The banality of evil is something we find harder to accept than a vast criminal conspiracy.
Cognitive bias is a work when someone playing a game of chance falls prey to thinking their chances improve the longer they lose. It is at work when we attribute to malice what is just as easily explained by stupidity.
We try mind reading. We predict the future. We are usually terrible at both, yet no matter how often we are proven wrong—the person we thought was mad at us wasn’t thinking about us at all or that terrible thing we were dreading never happens—we stubbornly cling to our aspirations, to fortune-telling.
We project our own fears, insecurities and issues onto other people. We do this so unconsciously, and so often, we often confuse this with reality. We don’t listen, jump to conclusions, act unconsciously.
Confirmation bias is something that is driving the divisiveness in American politics and around the world; almost no one wants to read news they don’t happen to agree with anymore. And they have so many choices, they don’t have to.
Confirmation bias causes us to seek out, consume, and remember things that reinforce our existing beliefs; and forget, ignore, or dismiss things that don’t. Instead of trying to understand the other side of arguments or disagreements, our confirmation bias causes us to dig in deeper to our own beloved position of moral certitude, forsaking all others.
This is terribly inconvenient at a time when we could all use a little less certainty from just about everyone, and a great deal more inquiry from same.
Because the worst logical fallacy to which human beings are prone is our tendency to constantly overestimate our own objectivity and good sense.
The greatest human invention was invention itself. The greatest human blind spot is that we can’t see our own blind spot.
Researchers and behavioralists have been studying this phenomenon for decades.
“Across these studies, approximately 85% of participants indicated that they were more objective than the average member of the group from which they were drawn, a state of affairs that cannot possibly be true.” — David Alain Armor. Stanford University, 1999.

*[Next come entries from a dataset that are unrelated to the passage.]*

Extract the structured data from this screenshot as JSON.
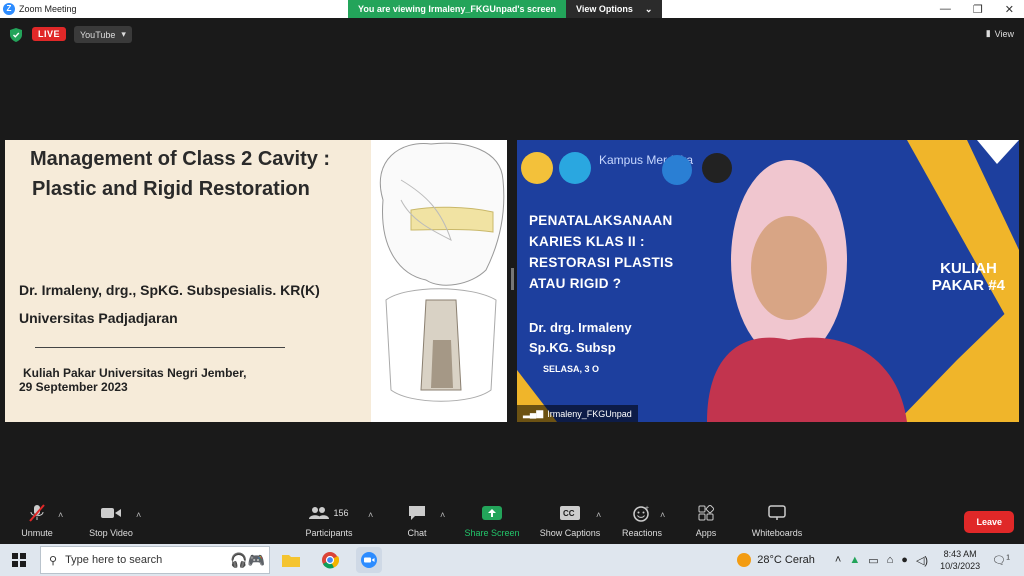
{
  "app": {
    "title": "Zoom Meeting"
  },
  "banner": {
    "message": "You are viewing Irmaleny_FKGUnpad's screen",
    "options_label": "View Options"
  },
  "status": {
    "live": "LIVE",
    "stream_service": "YouTube",
    "view_label": "View"
  },
  "slide": {
    "title_line1": "Management of Class 2 Cavity :",
    "title_line2": "Plastic and Rigid Restoration",
    "author": "Dr. Irmaleny, drg., SpKG. Subspesialis. KR(K)",
    "university": "Universitas Padjadjaran",
    "event_line1": "Kuliah Pakar Universitas Negri Jember,",
    "event_line2": "29 September 2023"
  },
  "video": {
    "logo_text": "Kampus Merdeka",
    "headline": [
      "PENATALAKSANAAN",
      "KARIES KLAS II :",
      "RESTORASI PLASTIS",
      "ATAU RIGID ?"
    ],
    "badge_line1": "KULIAH",
    "badge_line2": "PAKAR #4",
    "speaker_line1": "Dr.  drg.  Irmaleny",
    "speaker_line2": "Sp.KG. Subsp",
    "date_partial": "SELASA, 3 O",
    "participant_name": "Irmaleny_FKGUnpad"
  },
  "toolbar": {
    "unmute": "Unmute",
    "stop_video": "Stop Video",
    "participants": "Participants",
    "participants_count": "156",
    "chat": "Chat",
    "share_screen": "Share Screen",
    "show_captions": "Show Captions",
    "reactions": "Reactions",
    "apps": "Apps",
    "whiteboards": "Whiteboards",
    "leave": "Leave"
  },
  "taskbar": {
    "search_placeholder": "Type here to search",
    "weather": "28°C  Cerah",
    "time": "8:43 AM",
    "date": "10/3/2023",
    "notification_count": "1"
  },
  "colors": {
    "accent_green": "#23a45a",
    "leave_red": "#e02828",
    "video_blue": "#1d3f9e",
    "slide_bg": "#f6ebd9"
  }
}
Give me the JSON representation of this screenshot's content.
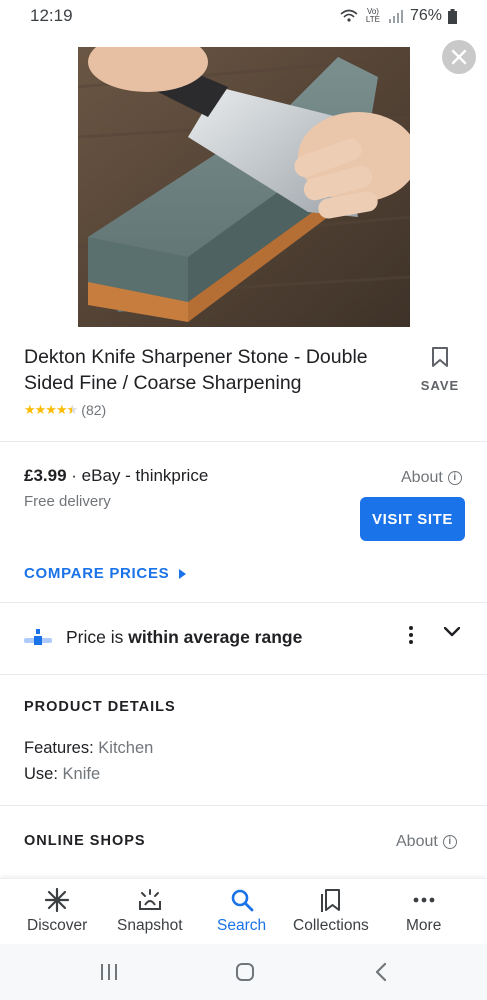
{
  "status": {
    "time": "12:19",
    "network": "Vo) LTE",
    "battery": "76%"
  },
  "product": {
    "title": "Dekton Knife Sharpener Stone - Double Sided Fine / Coarse Sharpening",
    "rating": 4.5,
    "reviews": "(82)",
    "save_label": "SAVE"
  },
  "offer": {
    "price": "£3.99",
    "seller": "· eBay - thinkprice",
    "delivery": "Free delivery",
    "about": "About",
    "visit_label": "VISIT SITE",
    "compare_label": "COMPARE PRICES"
  },
  "price_insight": {
    "prefix": "Price is ",
    "bold": "within average range"
  },
  "details": {
    "heading": "PRODUCT DETAILS",
    "features_label": "Features:",
    "features_value": "Kitchen",
    "use_label": "Use:",
    "use_value": "Knife"
  },
  "shops": {
    "heading": "ONLINE SHOPS",
    "about": "About"
  },
  "nav": {
    "items": [
      {
        "label": "Discover",
        "icon": "asterisk-icon"
      },
      {
        "label": "Snapshot",
        "icon": "snapshot-icon"
      },
      {
        "label": "Search",
        "icon": "search-icon"
      },
      {
        "label": "Collections",
        "icon": "collections-icon"
      },
      {
        "label": "More",
        "icon": "more-icon"
      }
    ],
    "active": "Search"
  },
  "colors": {
    "accent": "#1a73e8",
    "star": "#fbbc04"
  }
}
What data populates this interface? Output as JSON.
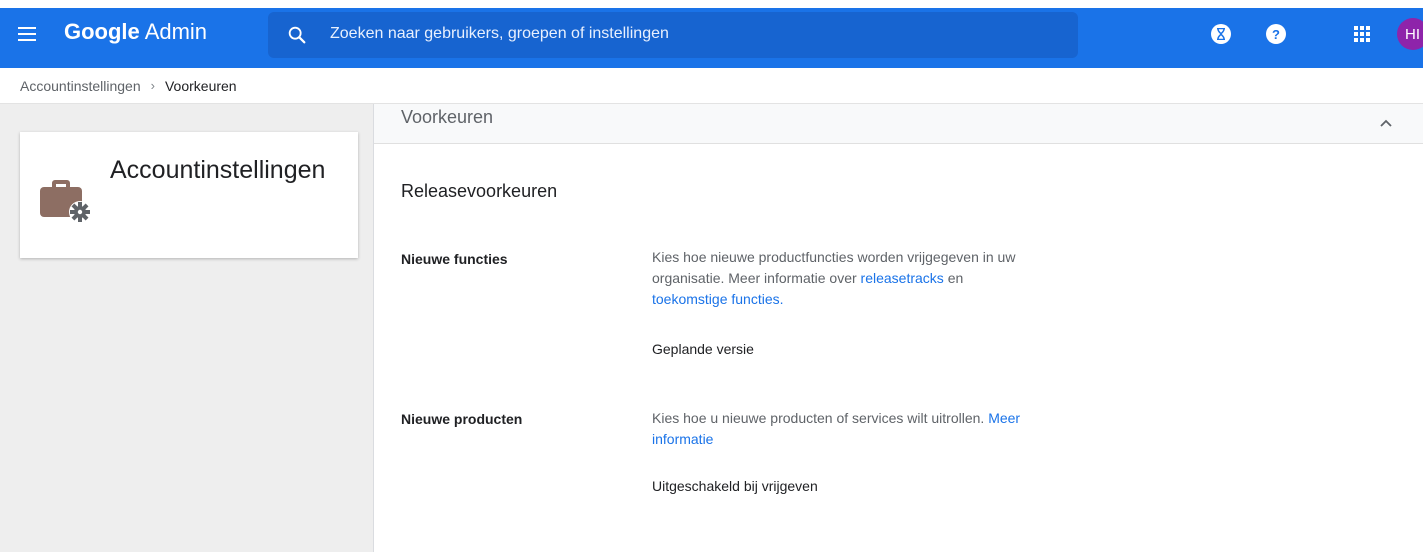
{
  "header": {
    "logo_brand": "Google",
    "logo_product": "Admin",
    "search_placeholder": "Zoeken naar gebruikers, groepen of instellingen",
    "avatar_initials": "HI",
    "colors": {
      "bar": "#1a73e8",
      "avatar": "#8e24aa"
    },
    "icons": [
      "menu-icon",
      "search-icon",
      "hourglass-icon",
      "help-icon",
      "apps-grid-icon"
    ]
  },
  "breadcrumb": {
    "parent": "Accountinstellingen",
    "separator": "›",
    "current": "Voorkeuren"
  },
  "app_card": {
    "title": "Accountinstellingen",
    "icon": "briefcase-gear-icon"
  },
  "section": {
    "title": "Voorkeuren",
    "subtitle": "Releasevoorkeuren",
    "collapse_icon": "chevron-up-icon"
  },
  "settings": [
    {
      "label": "Nieuwe functies",
      "desc_pre": "Kies hoe nieuwe productfuncties worden vrijgegeven in uw organisatie. Meer informatie over",
      "link1": "releasetracks",
      "mid": "en",
      "link2": "toekomstige functies",
      "desc_post": ".",
      "value": "Geplande versie"
    },
    {
      "label": "Nieuwe producten",
      "desc_pre": "Kies hoe u nieuwe producten of services wilt uitrollen.",
      "link1": "Meer informatie",
      "value": "Uitgeschakeld bij vrijgeven"
    }
  ]
}
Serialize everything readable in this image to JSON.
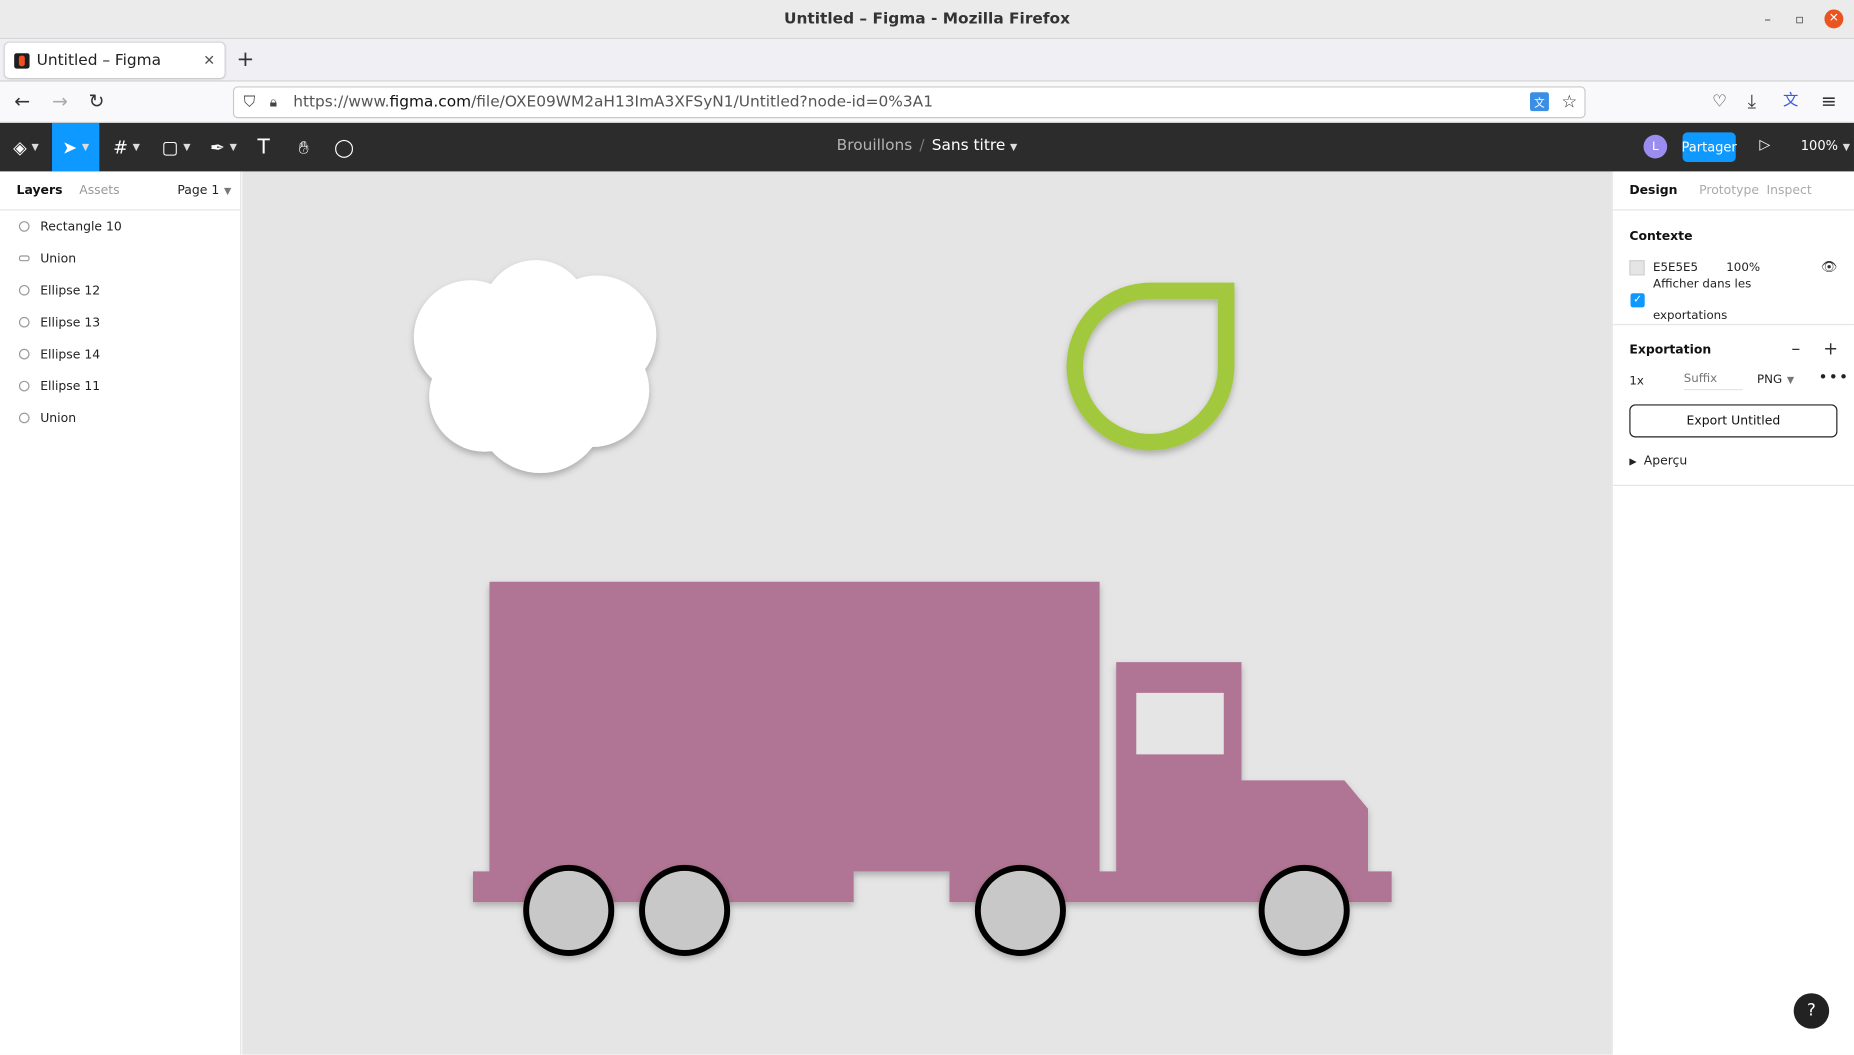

Like that center portion of our visual universe, our blind spot is that we don’t think we have a blind spot at all. Worse, we fill in what we thinkshould be there if we suspect one.
Thinking yourself unbiased, or even less biased than the average person, is itself a logical and moral fallacy.
But there is good news: neuroplasticity.
If you are reading these words right now, it means you are currently in possession of a top-quality, state-of-the-art, quantum thinking machine. It is a machine that can change itself; a self-examining, diagnostic, supercomputer.
The brain can think about itself and actually change itself, physically altering neural-pathways and resetting circuits over time. It really is incredible.
So there isn’t any reason to let your cognitive biases get you down. Getting neuroplasticity to work for you is easy.
By cultivating what neuroscientists and psychologists call a “growth” mindset or a “flexible” mindset over a rigid or “fixed” mindset, anyone can learn to look beyond their biases.
Expect to change your mind over time; accept the limits of your own intelligence, perspective and objectivity. Stay open to information and experiences that challenge existing beliefs.
Buddhists might call this flexible mindset a “beginning mind”.
“In the beginning mind, there are many possibilities. In the expert’s mind, there are few.”
(contributing writer, Brooke Bell)